Problem to work on = Repeat the data below exactly. Include each line.

Information given =

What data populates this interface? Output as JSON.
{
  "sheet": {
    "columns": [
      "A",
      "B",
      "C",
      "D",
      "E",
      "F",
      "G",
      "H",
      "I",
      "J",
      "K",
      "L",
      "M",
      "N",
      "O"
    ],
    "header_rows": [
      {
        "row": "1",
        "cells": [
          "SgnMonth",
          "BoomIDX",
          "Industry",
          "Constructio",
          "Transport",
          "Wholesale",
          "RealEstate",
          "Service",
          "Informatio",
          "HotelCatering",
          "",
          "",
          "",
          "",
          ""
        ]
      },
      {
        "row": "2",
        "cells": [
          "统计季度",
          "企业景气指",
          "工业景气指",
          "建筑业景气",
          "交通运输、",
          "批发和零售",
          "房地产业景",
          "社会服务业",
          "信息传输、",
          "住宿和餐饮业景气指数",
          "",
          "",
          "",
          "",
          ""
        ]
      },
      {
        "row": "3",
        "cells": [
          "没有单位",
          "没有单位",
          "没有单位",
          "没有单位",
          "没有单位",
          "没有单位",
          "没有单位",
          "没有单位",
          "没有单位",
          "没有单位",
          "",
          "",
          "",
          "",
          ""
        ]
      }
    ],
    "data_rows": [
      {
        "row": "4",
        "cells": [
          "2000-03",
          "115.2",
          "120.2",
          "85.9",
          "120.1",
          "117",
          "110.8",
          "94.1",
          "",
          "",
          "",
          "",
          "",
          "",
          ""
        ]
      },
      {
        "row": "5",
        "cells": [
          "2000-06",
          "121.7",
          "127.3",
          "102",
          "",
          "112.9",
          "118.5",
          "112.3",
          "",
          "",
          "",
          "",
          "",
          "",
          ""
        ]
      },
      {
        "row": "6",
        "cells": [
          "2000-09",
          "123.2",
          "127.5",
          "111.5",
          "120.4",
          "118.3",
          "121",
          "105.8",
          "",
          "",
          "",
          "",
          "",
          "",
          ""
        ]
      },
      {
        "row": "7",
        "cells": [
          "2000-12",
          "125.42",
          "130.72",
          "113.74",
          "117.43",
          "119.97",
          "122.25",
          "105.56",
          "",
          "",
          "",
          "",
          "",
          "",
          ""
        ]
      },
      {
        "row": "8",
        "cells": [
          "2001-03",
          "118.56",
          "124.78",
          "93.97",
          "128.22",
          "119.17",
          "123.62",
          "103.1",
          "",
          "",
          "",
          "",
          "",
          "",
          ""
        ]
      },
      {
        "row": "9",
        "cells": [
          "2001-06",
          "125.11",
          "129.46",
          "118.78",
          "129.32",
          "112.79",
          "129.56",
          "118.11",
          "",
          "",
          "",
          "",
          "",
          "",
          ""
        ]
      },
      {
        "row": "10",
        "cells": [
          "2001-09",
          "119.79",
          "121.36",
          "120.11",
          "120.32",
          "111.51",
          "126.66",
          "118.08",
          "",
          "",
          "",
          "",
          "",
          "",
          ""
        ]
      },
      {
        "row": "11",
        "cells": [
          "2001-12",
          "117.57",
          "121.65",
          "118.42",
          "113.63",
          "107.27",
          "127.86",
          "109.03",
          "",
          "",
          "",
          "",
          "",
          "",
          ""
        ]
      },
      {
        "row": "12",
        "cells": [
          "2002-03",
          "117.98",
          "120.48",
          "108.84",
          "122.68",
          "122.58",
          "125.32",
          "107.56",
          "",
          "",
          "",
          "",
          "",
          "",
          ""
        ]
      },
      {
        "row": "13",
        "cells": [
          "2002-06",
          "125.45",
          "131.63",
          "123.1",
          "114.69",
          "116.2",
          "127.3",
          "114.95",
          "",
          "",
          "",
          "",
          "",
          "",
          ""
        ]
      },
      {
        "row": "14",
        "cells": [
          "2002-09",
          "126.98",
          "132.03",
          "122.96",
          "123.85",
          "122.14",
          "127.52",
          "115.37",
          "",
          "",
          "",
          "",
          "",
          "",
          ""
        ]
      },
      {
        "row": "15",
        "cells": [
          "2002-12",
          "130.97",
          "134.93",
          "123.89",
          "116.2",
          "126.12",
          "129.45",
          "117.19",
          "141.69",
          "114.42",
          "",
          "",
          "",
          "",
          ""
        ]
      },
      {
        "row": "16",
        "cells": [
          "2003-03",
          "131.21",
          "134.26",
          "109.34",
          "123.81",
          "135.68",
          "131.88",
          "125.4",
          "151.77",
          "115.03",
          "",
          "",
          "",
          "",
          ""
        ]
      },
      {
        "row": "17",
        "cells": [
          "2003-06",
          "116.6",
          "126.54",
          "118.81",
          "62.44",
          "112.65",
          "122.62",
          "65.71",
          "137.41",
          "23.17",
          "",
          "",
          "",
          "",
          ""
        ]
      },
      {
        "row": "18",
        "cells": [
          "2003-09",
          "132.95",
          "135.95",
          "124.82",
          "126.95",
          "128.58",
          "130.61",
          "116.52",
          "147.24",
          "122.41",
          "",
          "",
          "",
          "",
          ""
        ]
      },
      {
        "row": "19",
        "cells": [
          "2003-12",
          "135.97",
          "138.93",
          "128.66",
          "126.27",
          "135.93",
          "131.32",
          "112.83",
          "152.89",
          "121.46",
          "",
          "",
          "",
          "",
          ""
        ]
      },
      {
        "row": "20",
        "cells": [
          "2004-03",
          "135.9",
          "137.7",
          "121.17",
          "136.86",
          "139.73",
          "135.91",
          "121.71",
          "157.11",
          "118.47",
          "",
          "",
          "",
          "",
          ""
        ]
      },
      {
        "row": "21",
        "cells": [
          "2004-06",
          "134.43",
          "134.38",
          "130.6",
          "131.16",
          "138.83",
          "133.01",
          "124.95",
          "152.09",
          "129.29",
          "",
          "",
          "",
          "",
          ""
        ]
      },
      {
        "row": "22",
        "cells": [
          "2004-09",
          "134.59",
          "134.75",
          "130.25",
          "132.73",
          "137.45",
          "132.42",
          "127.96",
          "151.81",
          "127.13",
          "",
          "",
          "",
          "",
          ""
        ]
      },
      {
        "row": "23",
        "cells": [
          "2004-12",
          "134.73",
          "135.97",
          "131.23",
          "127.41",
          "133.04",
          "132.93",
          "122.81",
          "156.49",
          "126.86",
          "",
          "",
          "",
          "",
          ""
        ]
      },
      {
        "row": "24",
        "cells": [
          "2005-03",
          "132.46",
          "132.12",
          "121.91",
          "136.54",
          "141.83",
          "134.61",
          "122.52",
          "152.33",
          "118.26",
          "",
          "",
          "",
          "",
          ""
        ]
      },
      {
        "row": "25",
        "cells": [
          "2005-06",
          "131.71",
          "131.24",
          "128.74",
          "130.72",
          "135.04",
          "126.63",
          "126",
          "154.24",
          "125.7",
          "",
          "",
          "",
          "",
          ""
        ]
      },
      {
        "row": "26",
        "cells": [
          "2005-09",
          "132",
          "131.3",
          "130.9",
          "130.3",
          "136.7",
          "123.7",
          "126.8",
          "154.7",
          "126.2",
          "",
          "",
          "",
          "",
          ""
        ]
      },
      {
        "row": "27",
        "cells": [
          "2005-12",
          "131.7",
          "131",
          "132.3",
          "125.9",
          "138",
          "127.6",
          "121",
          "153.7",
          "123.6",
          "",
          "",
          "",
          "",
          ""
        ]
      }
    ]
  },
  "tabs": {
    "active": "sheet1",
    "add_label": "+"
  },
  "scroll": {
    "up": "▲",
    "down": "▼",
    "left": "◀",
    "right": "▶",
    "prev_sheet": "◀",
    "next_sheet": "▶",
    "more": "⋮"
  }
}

Written solution =
What data populates this interface? Output as JSON.
{
  "sheet": {
    "columns": [
      "A",
      "B",
      "C",
      "D",
      "E",
      "F",
      "G",
      "H",
      "I",
      "J",
      "K",
      "L",
      "M",
      "N",
      "O"
    ],
    "header_rows": [
      {
        "row": "1",
        "cells": [
          "SgnMonth",
          "BoomIDX",
          "Industry",
          "Constructio",
          "Transport",
          "Wholesale",
          "RealEstate",
          "Service",
          "Informatio",
          "HotelCatering",
          "",
          "",
          "",
          "",
          ""
        ]
      },
      {
        "row": "2",
        "cells": [
          "统计季度",
          "企业景气指",
          "工业景气指",
          "建筑业景气",
          "交通运输、",
          "批发和零售",
          "房地产业景",
          "社会服务业",
          "信息传输、",
          "住宿和餐饮业景气指数",
          "",
          "",
          "",
          "",
          ""
        ]
      },
      {
        "row": "3",
        "cells": [
          "没有单位",
          "没有单位",
          "没有单位",
          "没有单位",
          "没有单位",
          "没有单位",
          "没有单位",
          "没有单位",
          "没有单位",
          "没有单位",
          "",
          "",
          "",
          "",
          ""
        ]
      }
    ],
    "data_rows": [
      {
        "row": "4",
        "cells": [
          "2000-03",
          "115.2",
          "120.2",
          "85.9",
          "120.1",
          "117",
          "110.8",
          "94.1",
          "",
          "",
          "",
          "",
          "",
          "",
          ""
        ]
      },
      {
        "row": "5",
        "cells": [
          "2000-06",
          "121.7",
          "127.3",
          "102",
          "",
          "112.9",
          "118.5",
          "112.3",
          "",
          "",
          "",
          "",
          "",
          "",
          ""
        ]
      },
      {
        "row": "6",
        "cells": [
          "2000-09",
          "123.2",
          "127.5",
          "111.5",
          "120.4",
          "118.3",
          "121",
          "105.8",
          "",
          "",
          "",
          "",
          "",
          "",
          ""
        ]
      },
      {
        "row": "7",
        "cells": [
          "2000-12",
          "125.42",
          "130.72",
          "113.74",
          "117.43",
          "119.97",
          "122.25",
          "105.56",
          "",
          "",
          "",
          "",
          "",
          "",
          ""
        ]
      },
      {
        "row": "8",
        "cells": [
          "2001-03",
          "118.56",
          "124.78",
          "93.97",
          "128.22",
          "119.17",
          "123.62",
          "103.1",
          "",
          "",
          "",
          "",
          "",
          "",
          ""
        ]
      },
      {
        "row": "9",
        "cells": [
          "2001-06",
          "125.11",
          "129.46",
          "118.78",
          "129.32",
          "112.79",
          "129.56",
          "118.11",
          "",
          "",
          "",
          "",
          "",
          "",
          ""
        ]
      },
      {
        "row": "10",
        "cells": [
          "2001-09",
          "119.79",
          "121.36",
          "120.11",
          "120.32",
          "111.51",
          "126.66",
          "118.08",
          "",
          "",
          "",
          "",
          "",
          "",
          ""
        ]
      },
      {
        "row": "11",
        "cells": [
          "2001-12",
          "117.57",
          "121.65",
          "118.42",
          "113.63",
          "107.27",
          "127.86",
          "109.03",
          "",
          "",
          "",
          "",
          "",
          "",
          ""
        ]
      },
      {
        "row": "12",
        "cells": [
          "2002-03",
          "117.98",
          "120.48",
          "108.84",
          "122.68",
          "122.58",
          "125.32",
          "107.56",
          "",
          "",
          "",
          "",
          "",
          "",
          ""
        ]
      },
      {
        "row": "13",
        "cells": [
          "2002-06",
          "125.45",
          "131.63",
          "123.1",
          "114.69",
          "116.2",
          "127.3",
          "114.95",
          "",
          "",
          "",
          "",
          "",
          "",
          ""
        ]
      },
      {
        "row": "14",
        "cells": [
          "2002-09",
          "126.98",
          "132.03",
          "122.96",
          "123.85",
          "122.14",
          "127.52",
          "115.37",
          "",
          "",
          "",
          "",
          "",
          "",
          ""
        ]
      },
      {
        "row": "15",
        "cells": [
          "2002-12",
          "130.97",
          "134.93",
          "123.89",
          "116.2",
          "126.12",
          "129.45",
          "117.19",
          "141.69",
          "114.42",
          "",
          "",
          "",
          "",
          ""
        ]
      },
      {
        "row": "16",
        "cells": [
          "2003-03",
          "131.21",
          "134.26",
          "109.34",
          "123.81",
          "135.68",
          "131.88",
          "125.4",
          "151.77",
          "115.03",
          "",
          "",
          "",
          "",
          ""
        ]
      },
      {
        "row": "17",
        "cells": [
          "2003-06",
          "116.6",
          "126.54",
          "118.81",
          "62.44",
          "112.65",
          "122.62",
          "65.71",
          "137.41",
          "23.17",
          "",
          "",
          "",
          "",
          ""
        ]
      },
      {
        "row": "18",
        "cells": [
          "2003-09",
          "132.95",
          "135.95",
          "124.82",
          "126.95",
          "128.58",
          "130.61",
          "116.52",
          "147.24",
          "122.41",
          "",
          "",
          "",
          "",
          ""
        ]
      },
      {
        "row": "19",
        "cells": [
          "2003-12",
          "135.97",
          "138.93",
          "128.66",
          "126.27",
          "135.93",
          "131.32",
          "112.83",
          "152.89",
          "121.46",
          "",
          "",
          "",
          "",
          ""
        ]
      },
      {
        "row": "20",
        "cells": [
          "2004-03",
          "135.9",
          "137.7",
          "121.17",
          "136.86",
          "139.73",
          "135.91",
          "121.71",
          "157.11",
          "118.47",
          "",
          "",
          "",
          "",
          ""
        ]
      },
      {
        "row": "21",
        "cells": [
          "2004-06",
          "134.43",
          "134.38",
          "130.6",
          "131.16",
          "138.83",
          "133.01",
          "124.95",
          "152.09",
          "129.29",
          "",
          "",
          "",
          "",
          ""
        ]
      },
      {
        "row": "22",
        "cells": [
          "2004-09",
          "134.59",
          "134.75",
          "130.25",
          "132.73",
          "137.45",
          "132.42",
          "127.96",
          "151.81",
          "127.13",
          "",
          "",
          "",
          "",
          ""
        ]
      },
      {
        "row": "23",
        "cells": [
          "2004-12",
          "134.73",
          "135.97",
          "131.23",
          "127.41",
          "133.04",
          "132.93",
          "122.81",
          "156.49",
          "126.86",
          "",
          "",
          "",
          "",
          ""
        ]
      },
      {
        "row": "24",
        "cells": [
          "2005-03",
          "132.46",
          "132.12",
          "121.91",
          "136.54",
          "141.83",
          "134.61",
          "122.52",
          "152.33",
          "118.26",
          "",
          "",
          "",
          "",
          ""
        ]
      },
      {
        "row": "25",
        "cells": [
          "2005-06",
          "131.71",
          "131.24",
          "128.74",
          "130.72",
          "135.04",
          "126.63",
          "126",
          "154.24",
          "125.7",
          "",
          "",
          "",
          "",
          ""
        ]
      },
      {
        "row": "26",
        "cells": [
          "2005-09",
          "132",
          "131.3",
          "130.9",
          "130.3",
          "136.7",
          "123.7",
          "126.8",
          "154.7",
          "126.2",
          "",
          "",
          "",
          "",
          ""
        ]
      },
      {
        "row": "27",
        "cells": [
          "2005-12",
          "131.7",
          "131",
          "132.3",
          "125.9",
          "138",
          "127.6",
          "121",
          "153.7",
          "123.6",
          "",
          "",
          "",
          "",
          ""
        ]
      }
    ]
  },
  "tabs": {
    "active": "sheet1",
    "add_label": "+"
  },
  "scroll": {
    "up": "▲",
    "down": "▼",
    "left": "◀",
    "right": "▶",
    "prev_sheet": "◀",
    "next_sheet": "▶",
    "more": "⋮"
  }
}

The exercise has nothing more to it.